* _BRIEF_
Note each line in the data holding the string "temu" and report it.
**** DATA EXTRACTS
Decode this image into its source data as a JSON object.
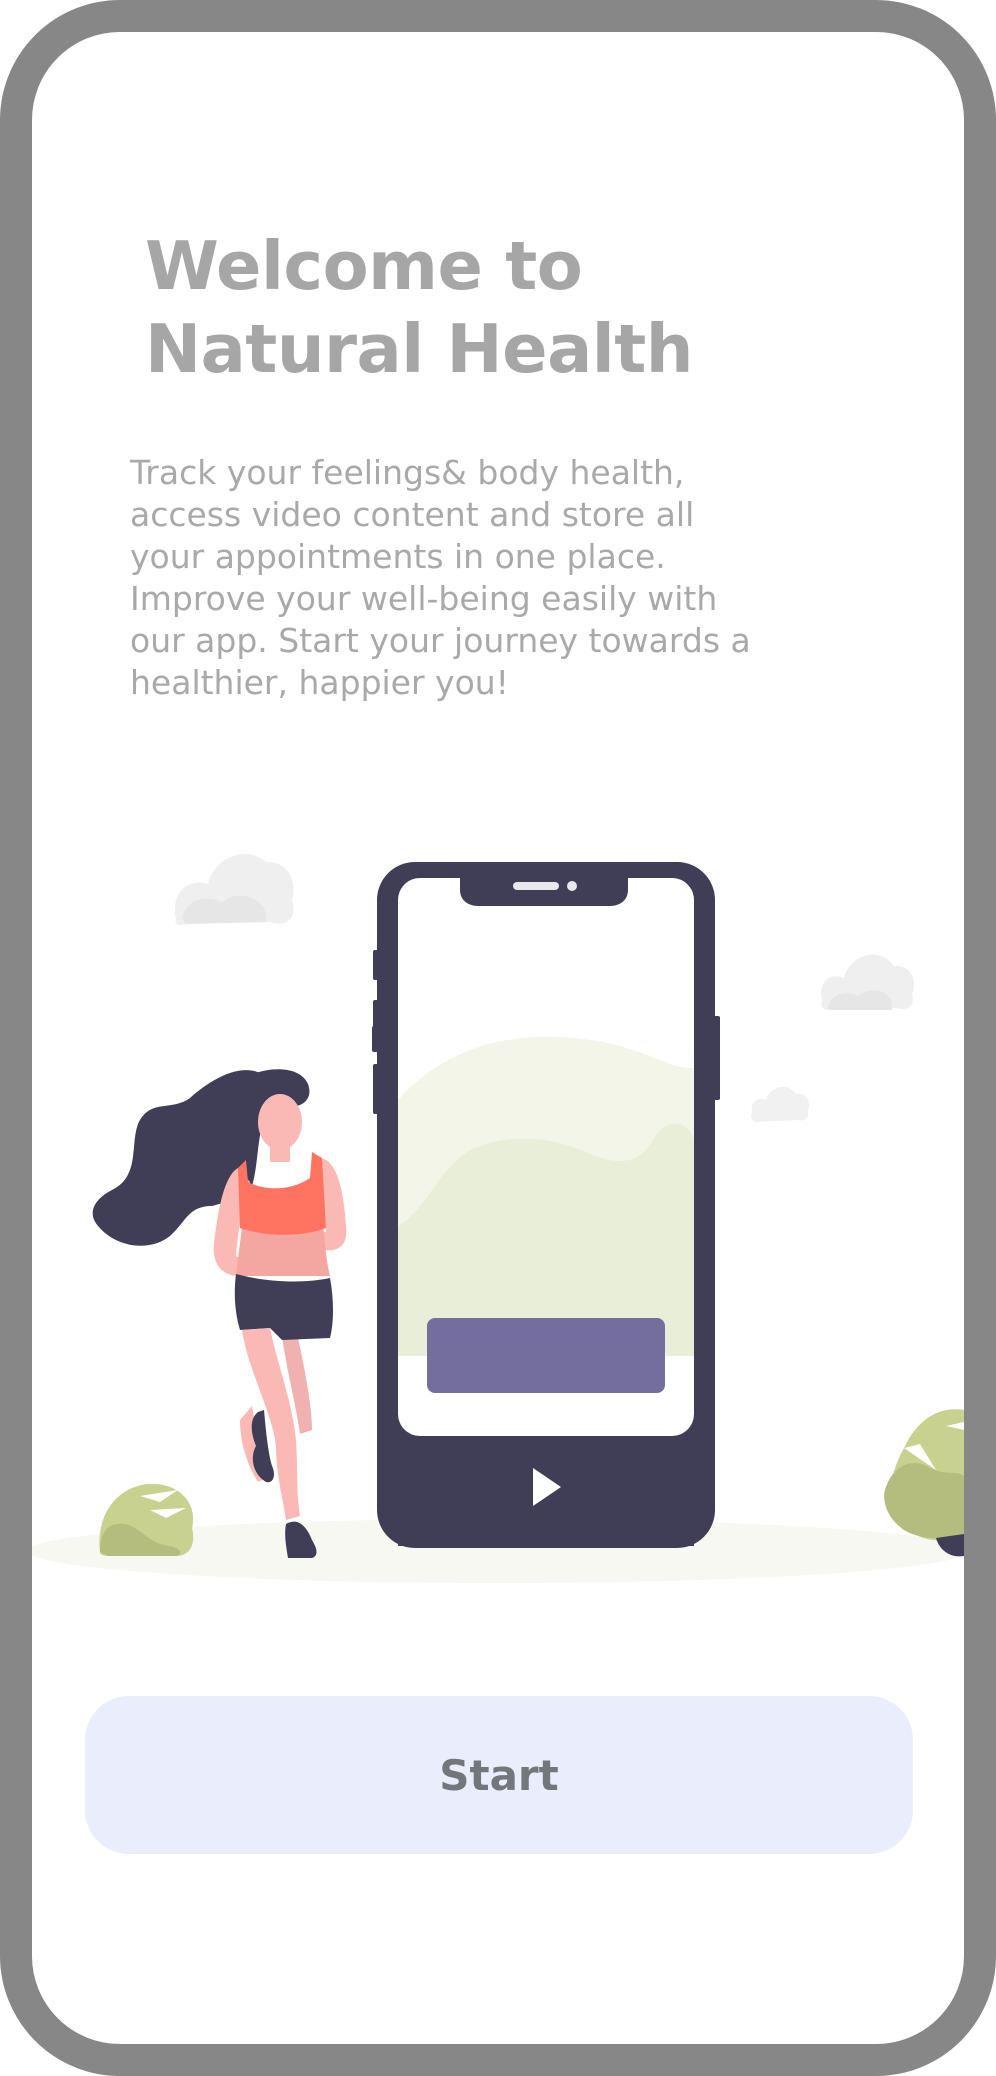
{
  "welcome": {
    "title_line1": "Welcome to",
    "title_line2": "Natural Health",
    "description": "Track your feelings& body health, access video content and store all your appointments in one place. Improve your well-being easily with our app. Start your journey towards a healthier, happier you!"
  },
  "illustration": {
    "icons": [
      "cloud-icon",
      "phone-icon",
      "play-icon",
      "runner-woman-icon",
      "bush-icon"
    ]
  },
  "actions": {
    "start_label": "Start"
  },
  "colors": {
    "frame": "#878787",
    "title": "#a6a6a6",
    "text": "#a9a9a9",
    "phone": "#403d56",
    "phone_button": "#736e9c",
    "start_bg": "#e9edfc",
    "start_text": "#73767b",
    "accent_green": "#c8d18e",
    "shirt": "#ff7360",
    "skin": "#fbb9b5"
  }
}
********
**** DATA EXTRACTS
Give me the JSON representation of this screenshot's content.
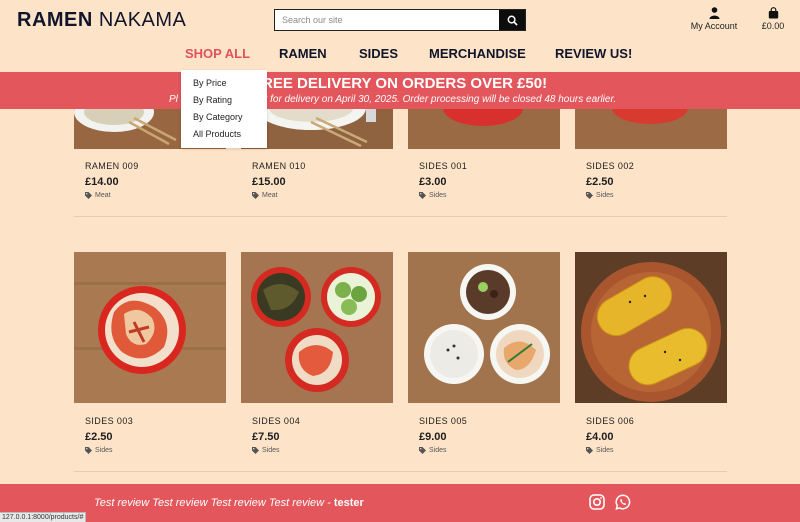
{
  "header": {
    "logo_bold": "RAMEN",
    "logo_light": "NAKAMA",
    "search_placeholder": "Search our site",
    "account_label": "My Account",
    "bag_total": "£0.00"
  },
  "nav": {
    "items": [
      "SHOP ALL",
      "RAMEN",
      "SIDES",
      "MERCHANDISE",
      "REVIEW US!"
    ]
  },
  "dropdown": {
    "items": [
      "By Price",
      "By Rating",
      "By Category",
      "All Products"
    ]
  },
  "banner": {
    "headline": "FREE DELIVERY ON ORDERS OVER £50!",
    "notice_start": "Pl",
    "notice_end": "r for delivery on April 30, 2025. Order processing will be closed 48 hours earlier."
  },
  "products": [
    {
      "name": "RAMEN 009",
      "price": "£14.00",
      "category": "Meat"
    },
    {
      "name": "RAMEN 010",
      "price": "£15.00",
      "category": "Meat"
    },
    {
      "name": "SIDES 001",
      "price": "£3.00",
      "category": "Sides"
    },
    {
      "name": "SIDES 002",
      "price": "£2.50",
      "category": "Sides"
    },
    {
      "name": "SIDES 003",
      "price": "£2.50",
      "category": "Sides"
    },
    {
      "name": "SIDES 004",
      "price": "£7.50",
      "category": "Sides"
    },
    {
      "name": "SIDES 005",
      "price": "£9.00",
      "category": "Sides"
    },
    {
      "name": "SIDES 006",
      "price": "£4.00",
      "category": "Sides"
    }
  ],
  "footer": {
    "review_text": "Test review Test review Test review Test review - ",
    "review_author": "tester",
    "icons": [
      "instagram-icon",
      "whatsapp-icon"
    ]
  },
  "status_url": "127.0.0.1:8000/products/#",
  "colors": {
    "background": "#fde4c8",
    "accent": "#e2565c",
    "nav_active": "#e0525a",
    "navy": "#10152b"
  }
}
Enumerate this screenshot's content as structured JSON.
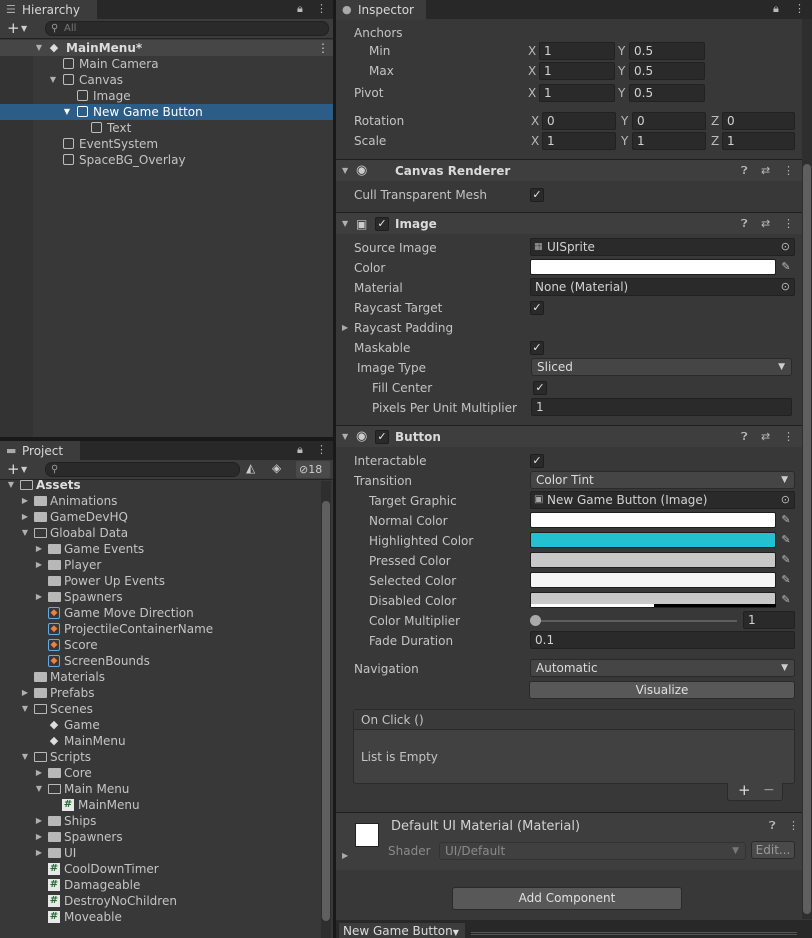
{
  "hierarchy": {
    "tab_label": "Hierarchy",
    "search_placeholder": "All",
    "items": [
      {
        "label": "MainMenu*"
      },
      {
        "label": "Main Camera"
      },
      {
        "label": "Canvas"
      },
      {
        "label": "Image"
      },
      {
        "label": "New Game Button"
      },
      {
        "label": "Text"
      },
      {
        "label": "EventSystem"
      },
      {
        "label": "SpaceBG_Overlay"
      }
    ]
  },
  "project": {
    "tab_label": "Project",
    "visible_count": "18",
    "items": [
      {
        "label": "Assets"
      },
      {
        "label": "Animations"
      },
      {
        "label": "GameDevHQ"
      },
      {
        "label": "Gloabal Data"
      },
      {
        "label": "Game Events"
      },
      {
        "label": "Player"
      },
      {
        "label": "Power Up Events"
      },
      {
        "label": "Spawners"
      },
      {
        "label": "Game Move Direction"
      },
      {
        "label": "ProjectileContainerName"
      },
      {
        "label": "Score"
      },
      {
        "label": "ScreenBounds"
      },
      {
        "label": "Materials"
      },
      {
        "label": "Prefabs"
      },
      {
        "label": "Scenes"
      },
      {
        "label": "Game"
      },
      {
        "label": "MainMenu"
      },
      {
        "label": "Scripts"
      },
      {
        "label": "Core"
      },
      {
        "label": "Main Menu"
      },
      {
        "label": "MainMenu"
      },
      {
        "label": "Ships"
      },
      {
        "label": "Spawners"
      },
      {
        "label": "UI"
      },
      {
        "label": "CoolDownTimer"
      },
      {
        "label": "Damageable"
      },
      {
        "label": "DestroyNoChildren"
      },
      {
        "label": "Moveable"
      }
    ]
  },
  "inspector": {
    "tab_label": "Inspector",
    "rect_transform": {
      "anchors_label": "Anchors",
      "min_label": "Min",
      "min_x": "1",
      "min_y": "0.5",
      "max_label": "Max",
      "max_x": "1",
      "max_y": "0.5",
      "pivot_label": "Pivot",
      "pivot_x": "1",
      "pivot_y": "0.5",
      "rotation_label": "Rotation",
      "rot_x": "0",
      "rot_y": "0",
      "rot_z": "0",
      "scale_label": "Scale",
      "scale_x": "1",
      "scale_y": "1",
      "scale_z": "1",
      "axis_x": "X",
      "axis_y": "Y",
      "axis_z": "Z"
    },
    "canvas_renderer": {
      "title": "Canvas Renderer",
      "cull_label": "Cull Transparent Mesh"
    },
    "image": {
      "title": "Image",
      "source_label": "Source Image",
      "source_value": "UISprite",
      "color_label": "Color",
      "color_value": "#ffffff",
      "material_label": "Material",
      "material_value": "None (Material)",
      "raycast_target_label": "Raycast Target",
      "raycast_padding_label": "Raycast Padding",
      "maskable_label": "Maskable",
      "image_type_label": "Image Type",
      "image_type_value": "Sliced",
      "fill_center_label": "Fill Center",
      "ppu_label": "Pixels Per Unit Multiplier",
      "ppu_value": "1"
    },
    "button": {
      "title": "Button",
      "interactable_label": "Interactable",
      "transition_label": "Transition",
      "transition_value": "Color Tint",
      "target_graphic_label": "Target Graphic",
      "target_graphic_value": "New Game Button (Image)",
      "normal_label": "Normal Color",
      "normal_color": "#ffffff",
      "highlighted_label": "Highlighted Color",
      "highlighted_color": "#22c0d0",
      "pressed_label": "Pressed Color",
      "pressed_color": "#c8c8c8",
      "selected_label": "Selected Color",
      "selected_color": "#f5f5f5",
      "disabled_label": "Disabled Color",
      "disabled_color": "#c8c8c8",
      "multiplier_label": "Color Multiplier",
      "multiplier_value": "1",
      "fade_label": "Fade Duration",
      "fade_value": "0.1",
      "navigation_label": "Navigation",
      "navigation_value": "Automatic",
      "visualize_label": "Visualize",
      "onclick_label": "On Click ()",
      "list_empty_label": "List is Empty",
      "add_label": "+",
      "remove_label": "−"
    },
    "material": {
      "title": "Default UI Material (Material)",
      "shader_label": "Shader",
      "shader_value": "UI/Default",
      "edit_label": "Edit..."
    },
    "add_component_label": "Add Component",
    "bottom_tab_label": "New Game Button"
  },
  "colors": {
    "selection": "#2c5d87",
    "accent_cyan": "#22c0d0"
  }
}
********
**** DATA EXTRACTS
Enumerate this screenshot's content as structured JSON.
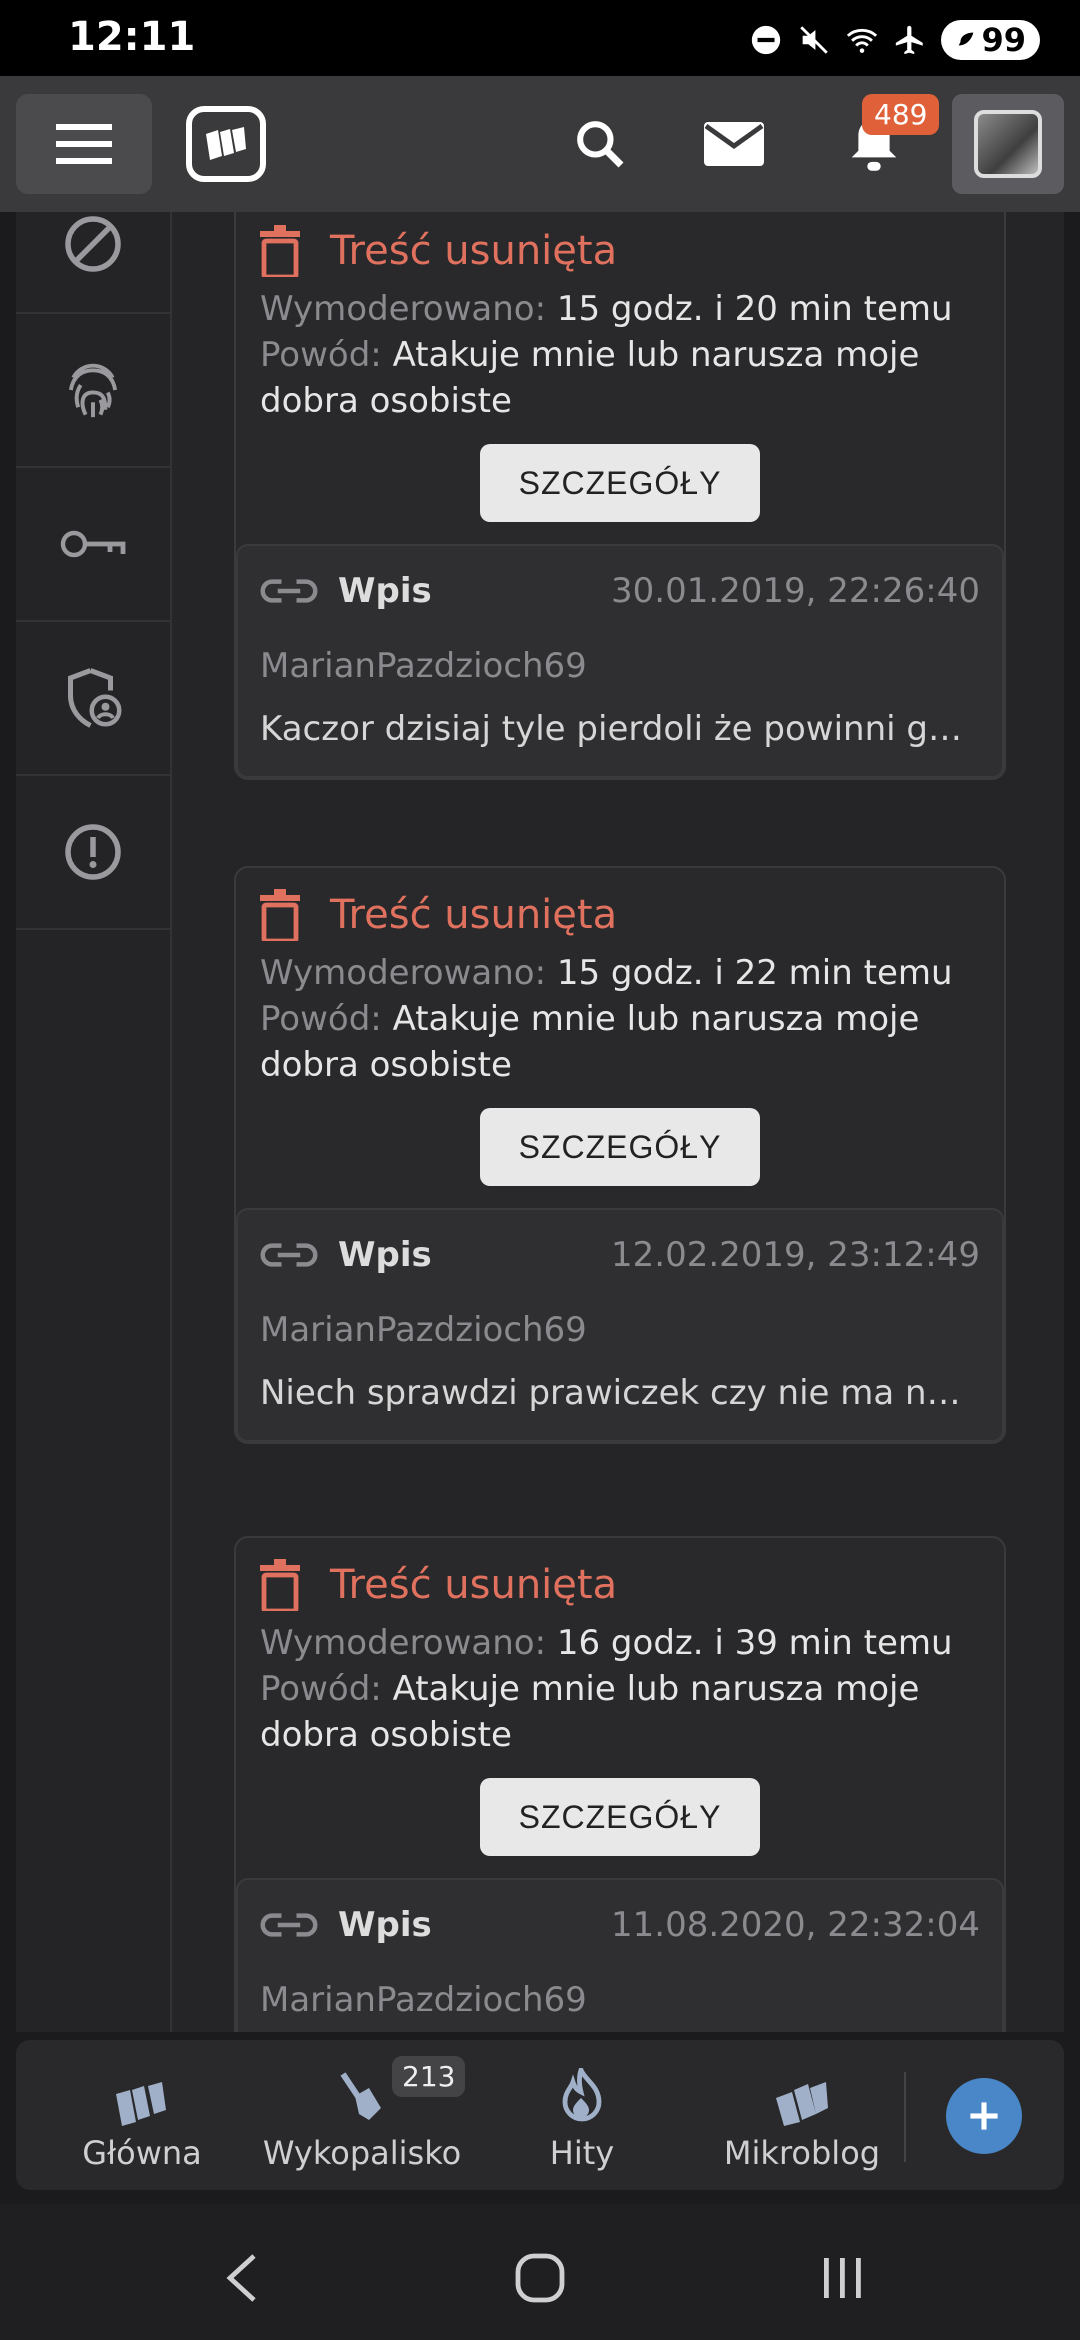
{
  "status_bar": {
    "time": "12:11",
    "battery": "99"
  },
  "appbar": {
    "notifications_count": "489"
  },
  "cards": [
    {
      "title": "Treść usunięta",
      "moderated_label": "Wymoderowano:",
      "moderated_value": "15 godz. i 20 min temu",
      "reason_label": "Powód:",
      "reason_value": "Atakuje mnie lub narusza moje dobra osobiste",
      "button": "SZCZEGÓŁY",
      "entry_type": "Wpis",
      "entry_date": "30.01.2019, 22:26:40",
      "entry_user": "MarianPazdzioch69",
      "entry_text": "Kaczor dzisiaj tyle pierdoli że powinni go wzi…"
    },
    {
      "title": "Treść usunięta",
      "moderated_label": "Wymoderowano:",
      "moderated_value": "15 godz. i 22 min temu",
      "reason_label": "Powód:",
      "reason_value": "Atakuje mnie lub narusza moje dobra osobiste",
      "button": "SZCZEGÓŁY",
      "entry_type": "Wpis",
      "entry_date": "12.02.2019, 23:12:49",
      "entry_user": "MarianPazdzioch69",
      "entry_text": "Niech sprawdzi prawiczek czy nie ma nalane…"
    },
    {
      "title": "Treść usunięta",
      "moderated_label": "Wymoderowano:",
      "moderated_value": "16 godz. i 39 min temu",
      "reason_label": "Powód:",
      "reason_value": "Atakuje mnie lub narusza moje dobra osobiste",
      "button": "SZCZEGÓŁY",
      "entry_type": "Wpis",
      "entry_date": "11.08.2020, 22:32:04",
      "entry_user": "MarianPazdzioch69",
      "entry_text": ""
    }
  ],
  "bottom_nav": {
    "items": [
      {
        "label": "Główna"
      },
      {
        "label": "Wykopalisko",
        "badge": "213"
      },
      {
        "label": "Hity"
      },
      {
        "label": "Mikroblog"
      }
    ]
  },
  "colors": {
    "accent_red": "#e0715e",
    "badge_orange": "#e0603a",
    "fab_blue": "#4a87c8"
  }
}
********
* _RESPONSE FOR THIS EXERCISE_
      "moderated_value": "15 godz. i 20 min temu",
      "moderated_value": "15 godz. i 22 min temu",
      "moderated_value": "16 godz. i 39 min temu",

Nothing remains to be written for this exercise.